2. Brigham and Women's Hospital, Division of Genetics (Boston, Mass.)
3. British Columbia Cancer Agency (Vancouver, Canada)
4. Children's Hospital of Eastern Ontario (Ottawa, Canada)
5. Clinical Institute of Medical Genetics (Ljubljana, Slovenia)
6. Genedata AG (Basel, Switzerland)
7. Genomatix (Munich, Germany), CeGaT (Tübingen, Germany), Institute of Pathology, University Hospital of Bonn (Bonn, Germany)
8. Genome Institute of Singapore Agency for Science, Technology and Research (A*STAR) (Biopolis, Singapore)
9. HudsonAlpha Institute for Biotechnology (Huntsville, Ala.)
10. Institute for Systems Biology (Seattle, Wash.)
11. IRCCS Casa Sollievo della Sofferenza (San Giovanni Rotondo, Foggia, Italy)
12. National Institutes of Health (Bethesda, Md.)
13. NextBio (Santa Clara, Calif.)
14. Omicia, Inc. (Emeryville, Calif.)
15. Pearlgen (Chapel Hill, N.C.)
16. Radboud University Nijmegen Medical Center (Nijmegen, The Netherlands)
17. Sanofi (Cambridge, Mass.)
18. Science For Life Laboratory (SciLifeLab), Karolinska Institute (Solna, Sweden)
19. Scripps Genomic Medicine, Scripps Translational Science Institute (San Diego, Calif.)
20. Seven Bridges Genomics (Cambridge, Mass.)
21. SimulConsult/Geisinger (Chestnut Hill, Mass. / Danville, Penn.)
22. SNPedia (Potomac, Md).
23. Strand Life Sciences (Bangalore, India)
24. Tel Aviv University (Israel)
25. The Medical College of Wisconsin (Milwaukee, Wis.)
26. The Research Institute at Nationwide Children's Hospital (Columbus, Ohio)
27. The University of Texas Health Science Center at Houston, The Brown Foundation Institute of Molecular Medicine (Houston, Texas)
28. Universidad de Cantabria (Santander, Spain)
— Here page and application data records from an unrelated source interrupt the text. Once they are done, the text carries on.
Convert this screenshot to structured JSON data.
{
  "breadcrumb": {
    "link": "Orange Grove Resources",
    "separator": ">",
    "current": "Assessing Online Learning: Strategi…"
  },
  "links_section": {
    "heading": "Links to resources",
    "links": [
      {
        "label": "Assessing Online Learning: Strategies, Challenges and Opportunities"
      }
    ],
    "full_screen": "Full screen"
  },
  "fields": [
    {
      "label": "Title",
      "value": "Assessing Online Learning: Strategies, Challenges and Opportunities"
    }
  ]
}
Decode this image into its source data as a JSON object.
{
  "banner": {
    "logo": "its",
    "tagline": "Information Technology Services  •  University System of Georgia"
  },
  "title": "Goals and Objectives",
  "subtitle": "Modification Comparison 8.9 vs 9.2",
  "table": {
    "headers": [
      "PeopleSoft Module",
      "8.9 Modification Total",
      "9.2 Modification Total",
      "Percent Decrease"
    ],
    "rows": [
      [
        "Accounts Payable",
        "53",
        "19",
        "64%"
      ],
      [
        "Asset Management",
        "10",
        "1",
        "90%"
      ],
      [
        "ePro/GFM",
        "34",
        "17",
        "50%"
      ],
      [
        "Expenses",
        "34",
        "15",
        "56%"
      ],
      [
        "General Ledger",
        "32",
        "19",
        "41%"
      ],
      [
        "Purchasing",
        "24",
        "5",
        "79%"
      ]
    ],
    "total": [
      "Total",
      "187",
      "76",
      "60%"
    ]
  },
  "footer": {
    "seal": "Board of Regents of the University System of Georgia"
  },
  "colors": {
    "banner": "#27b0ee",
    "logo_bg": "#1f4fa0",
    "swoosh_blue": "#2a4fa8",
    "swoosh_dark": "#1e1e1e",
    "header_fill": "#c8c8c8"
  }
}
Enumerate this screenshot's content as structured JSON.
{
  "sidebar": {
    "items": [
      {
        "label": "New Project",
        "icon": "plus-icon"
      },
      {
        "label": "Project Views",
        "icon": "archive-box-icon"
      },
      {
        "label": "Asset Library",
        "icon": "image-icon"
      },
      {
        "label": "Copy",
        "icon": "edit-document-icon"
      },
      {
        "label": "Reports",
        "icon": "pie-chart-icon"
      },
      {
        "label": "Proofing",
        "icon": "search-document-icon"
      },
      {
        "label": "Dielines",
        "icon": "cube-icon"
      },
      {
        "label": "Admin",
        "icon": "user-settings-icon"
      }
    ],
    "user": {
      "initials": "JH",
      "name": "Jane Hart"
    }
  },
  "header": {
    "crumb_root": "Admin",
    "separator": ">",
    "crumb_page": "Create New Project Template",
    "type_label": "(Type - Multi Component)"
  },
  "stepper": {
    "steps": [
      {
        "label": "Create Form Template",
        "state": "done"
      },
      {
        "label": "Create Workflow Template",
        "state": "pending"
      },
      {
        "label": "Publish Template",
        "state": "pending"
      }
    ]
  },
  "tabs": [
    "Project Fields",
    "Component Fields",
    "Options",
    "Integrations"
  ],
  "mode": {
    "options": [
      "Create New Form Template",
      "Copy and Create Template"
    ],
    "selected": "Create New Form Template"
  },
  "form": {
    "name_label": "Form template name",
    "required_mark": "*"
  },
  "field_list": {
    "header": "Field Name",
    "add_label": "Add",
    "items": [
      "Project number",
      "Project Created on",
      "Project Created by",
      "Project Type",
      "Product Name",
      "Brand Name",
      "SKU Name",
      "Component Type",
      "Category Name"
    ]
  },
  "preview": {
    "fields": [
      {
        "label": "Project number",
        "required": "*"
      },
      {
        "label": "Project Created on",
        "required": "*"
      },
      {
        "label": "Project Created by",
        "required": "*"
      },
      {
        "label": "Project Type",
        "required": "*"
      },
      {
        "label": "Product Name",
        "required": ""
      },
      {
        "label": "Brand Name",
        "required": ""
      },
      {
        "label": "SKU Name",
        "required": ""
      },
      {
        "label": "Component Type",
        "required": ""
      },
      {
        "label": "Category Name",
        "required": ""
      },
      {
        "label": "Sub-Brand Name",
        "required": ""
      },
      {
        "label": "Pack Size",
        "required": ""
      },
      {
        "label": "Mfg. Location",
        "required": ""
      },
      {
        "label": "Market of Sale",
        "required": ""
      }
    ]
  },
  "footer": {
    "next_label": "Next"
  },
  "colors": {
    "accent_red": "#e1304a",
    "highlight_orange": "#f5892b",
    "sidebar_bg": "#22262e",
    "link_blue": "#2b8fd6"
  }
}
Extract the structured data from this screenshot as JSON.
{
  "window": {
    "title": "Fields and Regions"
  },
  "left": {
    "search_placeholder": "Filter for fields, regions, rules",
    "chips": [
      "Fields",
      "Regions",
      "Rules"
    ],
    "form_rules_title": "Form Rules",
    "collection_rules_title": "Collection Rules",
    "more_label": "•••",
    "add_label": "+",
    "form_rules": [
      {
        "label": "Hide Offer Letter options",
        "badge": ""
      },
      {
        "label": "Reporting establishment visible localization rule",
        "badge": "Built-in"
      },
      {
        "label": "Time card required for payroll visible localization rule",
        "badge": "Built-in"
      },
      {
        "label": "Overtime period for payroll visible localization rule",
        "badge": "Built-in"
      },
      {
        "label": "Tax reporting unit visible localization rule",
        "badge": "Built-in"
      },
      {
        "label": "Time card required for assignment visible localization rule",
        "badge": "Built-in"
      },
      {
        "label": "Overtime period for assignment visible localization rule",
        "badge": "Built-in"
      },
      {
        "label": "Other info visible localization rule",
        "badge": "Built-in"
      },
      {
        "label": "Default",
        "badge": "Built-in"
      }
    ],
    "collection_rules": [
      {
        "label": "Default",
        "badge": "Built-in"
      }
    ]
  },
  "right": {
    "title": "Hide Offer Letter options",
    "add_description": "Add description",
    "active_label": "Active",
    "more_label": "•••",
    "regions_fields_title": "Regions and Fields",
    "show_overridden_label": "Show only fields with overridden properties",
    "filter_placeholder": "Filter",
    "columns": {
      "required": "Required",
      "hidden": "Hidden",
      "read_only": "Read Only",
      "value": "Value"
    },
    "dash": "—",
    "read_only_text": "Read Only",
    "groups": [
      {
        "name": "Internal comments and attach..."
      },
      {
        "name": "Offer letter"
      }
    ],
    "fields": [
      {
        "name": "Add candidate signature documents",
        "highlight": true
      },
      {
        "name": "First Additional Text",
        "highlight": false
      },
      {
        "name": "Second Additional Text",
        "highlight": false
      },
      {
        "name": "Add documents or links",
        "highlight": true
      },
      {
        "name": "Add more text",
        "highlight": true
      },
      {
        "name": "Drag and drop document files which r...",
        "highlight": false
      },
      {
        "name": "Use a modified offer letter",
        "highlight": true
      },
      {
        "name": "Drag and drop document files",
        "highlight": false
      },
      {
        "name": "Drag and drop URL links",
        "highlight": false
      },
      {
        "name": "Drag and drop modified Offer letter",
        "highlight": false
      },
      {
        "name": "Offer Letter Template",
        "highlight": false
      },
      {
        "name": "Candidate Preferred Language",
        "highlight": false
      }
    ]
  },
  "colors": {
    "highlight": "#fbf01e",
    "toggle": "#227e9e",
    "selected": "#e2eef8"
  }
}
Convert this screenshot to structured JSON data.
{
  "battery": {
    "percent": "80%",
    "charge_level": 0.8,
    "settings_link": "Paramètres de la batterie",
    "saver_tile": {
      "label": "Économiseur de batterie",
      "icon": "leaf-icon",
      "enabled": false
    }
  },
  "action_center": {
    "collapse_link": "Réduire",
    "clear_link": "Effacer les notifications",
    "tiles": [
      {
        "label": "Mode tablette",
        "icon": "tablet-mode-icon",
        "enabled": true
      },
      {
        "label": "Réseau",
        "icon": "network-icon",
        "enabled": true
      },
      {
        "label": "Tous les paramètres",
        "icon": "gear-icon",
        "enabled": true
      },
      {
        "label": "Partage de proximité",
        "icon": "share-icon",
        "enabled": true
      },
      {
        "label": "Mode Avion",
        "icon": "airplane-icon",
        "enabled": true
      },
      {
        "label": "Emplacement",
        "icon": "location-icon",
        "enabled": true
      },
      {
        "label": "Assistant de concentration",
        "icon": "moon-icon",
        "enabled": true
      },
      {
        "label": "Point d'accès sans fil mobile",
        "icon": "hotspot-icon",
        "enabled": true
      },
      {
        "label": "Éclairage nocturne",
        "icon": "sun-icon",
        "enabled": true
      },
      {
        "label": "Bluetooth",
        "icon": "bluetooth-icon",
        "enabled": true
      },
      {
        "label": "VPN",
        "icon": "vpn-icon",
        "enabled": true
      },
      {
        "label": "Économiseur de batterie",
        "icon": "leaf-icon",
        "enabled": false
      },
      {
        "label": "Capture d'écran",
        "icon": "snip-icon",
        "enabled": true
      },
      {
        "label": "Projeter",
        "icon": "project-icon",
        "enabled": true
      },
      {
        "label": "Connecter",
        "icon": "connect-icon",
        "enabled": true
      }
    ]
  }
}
29. University of Iowa (Iowa City, Iowa)
30. Yale School of Public Health, Division of Biostatistics (New Haven, Conn.)